#### TASK STATEMENT
Could you return every record below word for word, leaving out the pictures?

(Excerpts from a dataset)

*** Block opens ***

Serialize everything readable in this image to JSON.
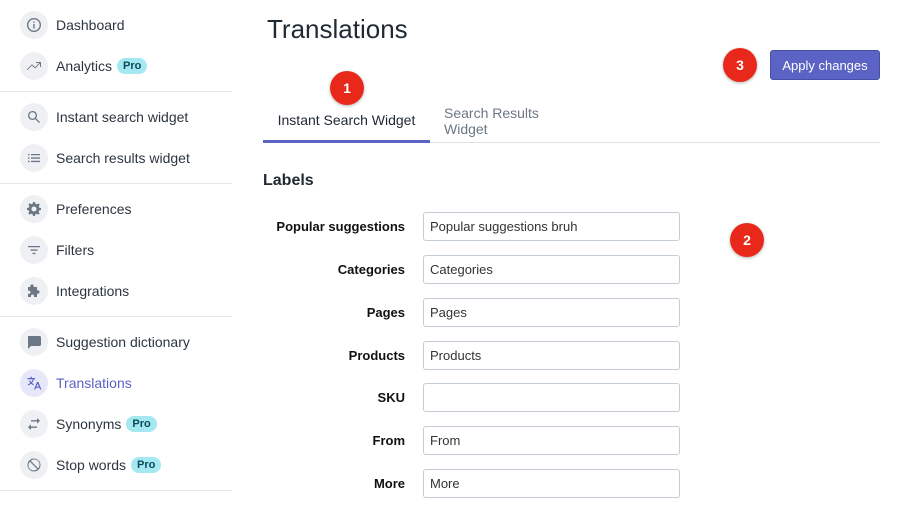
{
  "sidebar": {
    "groups": [
      {
        "items": [
          {
            "label": "Dashboard",
            "icon": "info-icon",
            "pro": null
          },
          {
            "label": "Analytics",
            "icon": "trending-up-icon",
            "pro": "Pro"
          }
        ]
      },
      {
        "items": [
          {
            "label": "Instant search widget",
            "icon": "search-icon",
            "pro": null
          },
          {
            "label": "Search results widget",
            "icon": "list-icon",
            "pro": null
          }
        ]
      },
      {
        "items": [
          {
            "label": "Preferences",
            "icon": "gear-icon",
            "pro": null
          },
          {
            "label": "Filters",
            "icon": "filter-icon",
            "pro": null
          },
          {
            "label": "Integrations",
            "icon": "puzzle-icon",
            "pro": null
          }
        ]
      },
      {
        "items": [
          {
            "label": "Suggestion dictionary",
            "icon": "chat-icon",
            "pro": null
          },
          {
            "label": "Translations",
            "icon": "translate-icon",
            "pro": null,
            "active": true
          },
          {
            "label": "Synonyms",
            "icon": "swap-icon",
            "pro": "Pro"
          },
          {
            "label": "Stop words",
            "icon": "block-icon",
            "pro": "Pro"
          }
        ]
      }
    ]
  },
  "header": {
    "title": "Translations",
    "apply_label": "Apply changes"
  },
  "markers": {
    "one": "1",
    "two": "2",
    "three": "3"
  },
  "tabs": [
    {
      "label": "Instant Search Widget",
      "active": true
    },
    {
      "label": "Search Results Widget",
      "active": false
    }
  ],
  "section": {
    "title": "Labels"
  },
  "fields": [
    {
      "label": "Popular suggestions",
      "value": "Popular suggestions bruh"
    },
    {
      "label": "Categories",
      "value": "Categories"
    },
    {
      "label": "Pages",
      "value": "Pages"
    },
    {
      "label": "Products",
      "value": "Products"
    },
    {
      "label": "SKU",
      "value": ""
    },
    {
      "label": "From",
      "value": "From"
    },
    {
      "label": "More",
      "value": "More"
    }
  ],
  "colors": {
    "accent": "#5b63c4",
    "marker": "#e8281a",
    "pro_badge": "#a4e8f2"
  }
}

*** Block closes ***

#### ANSWER TO THE PROBLEM
Serialize everything readable in this image to JSON.
{
  "sidebar": {
    "groups": [
      {
        "items": [
          {
            "label": "Dashboard",
            "icon": "info-icon",
            "pro": null
          },
          {
            "label": "Analytics",
            "icon": "trending-up-icon",
            "pro": "Pro"
          }
        ]
      },
      {
        "items": [
          {
            "label": "Instant search widget",
            "icon": "search-icon",
            "pro": null
          },
          {
            "label": "Search results widget",
            "icon": "list-icon",
            "pro": null
          }
        ]
      },
      {
        "items": [
          {
            "label": "Preferences",
            "icon": "gear-icon",
            "pro": null
          },
          {
            "label": "Filters",
            "icon": "filter-icon",
            "pro": null
          },
          {
            "label": "Integrations",
            "icon": "puzzle-icon",
            "pro": null
          }
        ]
      },
      {
        "items": [
          {
            "label": "Suggestion dictionary",
            "icon": "chat-icon",
            "pro": null
          },
          {
            "label": "Translations",
            "icon": "translate-icon",
            "pro": null,
            "active": true
          },
          {
            "label": "Synonyms",
            "icon": "swap-icon",
            "pro": "Pro"
          },
          {
            "label": "Stop words",
            "icon": "block-icon",
            "pro": "Pro"
          }
        ]
      }
    ]
  },
  "header": {
    "title": "Translations",
    "apply_label": "Apply changes"
  },
  "markers": {
    "one": "1",
    "two": "2",
    "three": "3"
  },
  "tabs": [
    {
      "label": "Instant Search Widget",
      "active": true
    },
    {
      "label": "Search Results Widget",
      "active": false
    }
  ],
  "section": {
    "title": "Labels"
  },
  "fields": [
    {
      "label": "Popular suggestions",
      "value": "Popular suggestions bruh"
    },
    {
      "label": "Categories",
      "value": "Categories"
    },
    {
      "label": "Pages",
      "value": "Pages"
    },
    {
      "label": "Products",
      "value": "Products"
    },
    {
      "label": "SKU",
      "value": ""
    },
    {
      "label": "From",
      "value": "From"
    },
    {
      "label": "More",
      "value": "More"
    }
  ],
  "colors": {
    "accent": "#5b63c4",
    "marker": "#e8281a",
    "pro_badge": "#a4e8f2"
  }
}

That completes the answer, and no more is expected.